The same goes for grass. Not only does an easy, consistent speed keep your vehicle from getting stuck in soft soil, but it can better preserve the grass you’re driving on. Stick to a low-range gear with your Terrain Response setting, and avoid any unnecessary churn or breakthrough. If you’re following other cars, don’t drive directly in their tracks; you’re more likely to go through areas that have been churned up by other tires and get stuck in the muck.

Keep Control on the Hills

Land Rovers are made for handling steep ascents and descents that most vehicles aren’t built for. But it’s important that you know how to stay in control on those steep inclines. When driving uphill, use the highest gear in which your car can comfortably “pull.” Never attempt to turn your vehicle on a steep slope, and keep the approach angle in mind so that your nose doesn’t hit the ground.

When descending, use your Land Rover’s Hill Descent Control if you have it. This engages automatic braking to maintain a steady speed while going downhill. If you don’t have this, stay in first gear and brake sparingly. When returning to flat ground, remember your angle so that the back of your car doesn’t scrape the end of the hill as your front side levels out.

Always Be Alert

Finally, always stay alert when driving off-road. Just because there aren’t other cars around, doesn’t meant there aren’t plenty of hazards. Watch for waters too deep to drive through, boulders that can high-center your vehicle, and other such dangerous while off-roading.

And if your vehicle is damaged on a trip, take it to a certified Land Rover body shop for repairs.


How Do You Dispose of Old Solar Equipment?


Disposing of solar equipment isn’t really something that’s become a common issue yet. Solar power is a relatively new technology—especially for widespread residential use—and most solar equipment that’s been installed hasn’t reached the end of its usable life yet. However, that’s bound to happen eventually. Most solar equipment is designed to last about 30 years, so when the time finally comes to retire your solar equipment, what will happen to it? How do you dispose of it? Keep reading to learn more.


Solar Inverters

Solar inverters tend to have a shorter estimated lifespan than the solar panels themselves, but most will still last you close to 20 years. When the time does come to replace, the solar company you purchase your new inverter from can likely assist with disposing of the old one. Some companies provide a take-back and recycling program for these products. If you can’t find one in your area, and the company you’re purchasing your new inverter from can’t help you get rid of the old inverter, you can dispose of it as you would any old electronics.


Solar Batteries

If you have a battery bank for solar energy storage, these are likely to burn out before any of your other solar equipment. Most batteries have a lifespan somewhere between 10 and 15 years. Solar batteries can be disposed of in the same way as old car batteries; you’ll likely want to contact the waste management office in your city to find out where you can dispose of batteries.


If you can, look for a place that can recycle your batteries instead of just throwing them away for you. Many cities will have to recycle boxes for batteries instead of just special waste drop-off locations. You may also consider contacting an automotive store, as these locations often handle battery disposal and recycling.

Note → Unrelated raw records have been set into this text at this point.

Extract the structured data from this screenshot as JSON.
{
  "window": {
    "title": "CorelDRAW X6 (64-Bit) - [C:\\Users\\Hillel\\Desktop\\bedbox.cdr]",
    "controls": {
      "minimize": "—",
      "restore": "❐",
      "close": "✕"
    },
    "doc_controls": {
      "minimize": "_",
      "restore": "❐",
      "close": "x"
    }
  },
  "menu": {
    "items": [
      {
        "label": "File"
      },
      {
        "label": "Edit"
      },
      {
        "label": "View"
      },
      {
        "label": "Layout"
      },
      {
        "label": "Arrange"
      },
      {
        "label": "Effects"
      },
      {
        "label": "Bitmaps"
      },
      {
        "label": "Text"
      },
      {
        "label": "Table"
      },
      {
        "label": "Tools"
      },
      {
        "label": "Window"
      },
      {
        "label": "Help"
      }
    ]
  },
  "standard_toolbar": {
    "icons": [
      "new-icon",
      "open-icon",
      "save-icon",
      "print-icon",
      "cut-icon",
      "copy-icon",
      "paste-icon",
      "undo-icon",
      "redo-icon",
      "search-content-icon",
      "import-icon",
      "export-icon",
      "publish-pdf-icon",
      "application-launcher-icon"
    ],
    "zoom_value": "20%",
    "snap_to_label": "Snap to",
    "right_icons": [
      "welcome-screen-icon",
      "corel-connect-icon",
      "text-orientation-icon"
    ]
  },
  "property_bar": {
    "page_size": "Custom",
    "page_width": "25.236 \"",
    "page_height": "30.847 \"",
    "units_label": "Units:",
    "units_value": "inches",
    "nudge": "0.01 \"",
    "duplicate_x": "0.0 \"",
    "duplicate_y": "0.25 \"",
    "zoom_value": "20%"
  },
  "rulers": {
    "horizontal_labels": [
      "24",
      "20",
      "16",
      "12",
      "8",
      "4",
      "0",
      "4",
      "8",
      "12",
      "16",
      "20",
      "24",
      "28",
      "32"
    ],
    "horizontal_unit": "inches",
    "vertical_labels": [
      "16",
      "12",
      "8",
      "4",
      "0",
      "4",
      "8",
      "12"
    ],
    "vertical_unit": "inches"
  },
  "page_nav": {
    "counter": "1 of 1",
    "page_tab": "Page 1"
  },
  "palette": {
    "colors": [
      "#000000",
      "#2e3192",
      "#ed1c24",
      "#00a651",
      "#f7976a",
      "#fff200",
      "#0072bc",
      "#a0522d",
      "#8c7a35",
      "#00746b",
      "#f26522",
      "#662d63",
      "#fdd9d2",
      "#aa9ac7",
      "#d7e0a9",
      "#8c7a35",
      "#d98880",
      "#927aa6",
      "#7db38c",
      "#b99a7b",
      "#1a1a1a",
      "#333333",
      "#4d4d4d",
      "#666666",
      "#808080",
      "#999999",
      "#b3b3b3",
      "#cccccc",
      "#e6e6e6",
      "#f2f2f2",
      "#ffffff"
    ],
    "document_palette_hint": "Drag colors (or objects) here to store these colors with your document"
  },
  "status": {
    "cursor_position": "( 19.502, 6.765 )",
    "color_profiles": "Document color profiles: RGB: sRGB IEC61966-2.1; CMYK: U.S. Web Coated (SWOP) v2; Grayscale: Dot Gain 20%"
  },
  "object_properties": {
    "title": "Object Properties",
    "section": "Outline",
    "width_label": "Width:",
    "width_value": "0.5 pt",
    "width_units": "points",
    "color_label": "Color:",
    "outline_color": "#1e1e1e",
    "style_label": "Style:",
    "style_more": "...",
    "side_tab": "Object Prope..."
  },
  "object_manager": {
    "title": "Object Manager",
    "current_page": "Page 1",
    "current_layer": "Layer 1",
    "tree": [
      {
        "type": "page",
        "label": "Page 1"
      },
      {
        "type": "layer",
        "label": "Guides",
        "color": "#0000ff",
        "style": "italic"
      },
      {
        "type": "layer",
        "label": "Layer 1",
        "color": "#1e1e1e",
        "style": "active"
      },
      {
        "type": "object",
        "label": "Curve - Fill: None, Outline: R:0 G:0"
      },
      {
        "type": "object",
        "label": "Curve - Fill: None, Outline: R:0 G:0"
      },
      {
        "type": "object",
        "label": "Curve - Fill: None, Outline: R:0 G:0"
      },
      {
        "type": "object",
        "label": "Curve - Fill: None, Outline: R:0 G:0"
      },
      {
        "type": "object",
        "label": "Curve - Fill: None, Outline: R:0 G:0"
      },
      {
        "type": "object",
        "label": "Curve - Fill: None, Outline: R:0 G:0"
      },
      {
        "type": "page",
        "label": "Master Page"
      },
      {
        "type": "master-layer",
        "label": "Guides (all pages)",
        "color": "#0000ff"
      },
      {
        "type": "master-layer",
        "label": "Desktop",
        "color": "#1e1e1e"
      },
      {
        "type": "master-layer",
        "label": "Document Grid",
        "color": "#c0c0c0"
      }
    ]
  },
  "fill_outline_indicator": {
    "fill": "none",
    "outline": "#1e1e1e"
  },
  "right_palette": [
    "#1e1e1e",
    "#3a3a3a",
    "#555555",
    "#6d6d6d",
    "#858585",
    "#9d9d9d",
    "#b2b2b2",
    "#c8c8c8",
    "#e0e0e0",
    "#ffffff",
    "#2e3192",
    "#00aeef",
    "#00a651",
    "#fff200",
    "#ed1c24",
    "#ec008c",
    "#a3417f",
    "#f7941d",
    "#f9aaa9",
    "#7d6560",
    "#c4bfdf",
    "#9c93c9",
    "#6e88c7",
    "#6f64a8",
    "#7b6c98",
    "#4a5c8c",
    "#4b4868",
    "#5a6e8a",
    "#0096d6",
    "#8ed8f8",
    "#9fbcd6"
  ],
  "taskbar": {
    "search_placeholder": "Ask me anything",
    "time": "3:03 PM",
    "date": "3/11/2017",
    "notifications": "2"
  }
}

Solar Panels

The photovoltaic panels themselves are the longest-lasting piece of equipment on this list, and they’ll last you upwards of 30 years. When the time rolls around to get rid of your old solar panels, it’s a good idea to speak to your contractor about getting help disposing of them. Again, the individuals installing your new panels will often be happy to deal with hauling away and recycling those panels for you.


And, yes, solar panels can be recycled! Or at least, most of their parts can be. The metal framing, glass, and wires are easily recycled for other purposes. The silicon cells themselves can be a bit tougher. Recycling solar panels is still in its early stages, but some specialty recycling companies can melt down silicon cells and reclaim the various metals and silicon inside them.


When it comes time to dispose of your old solar panels, grid-tie inverter, and batteries, make sure you recycle them properly!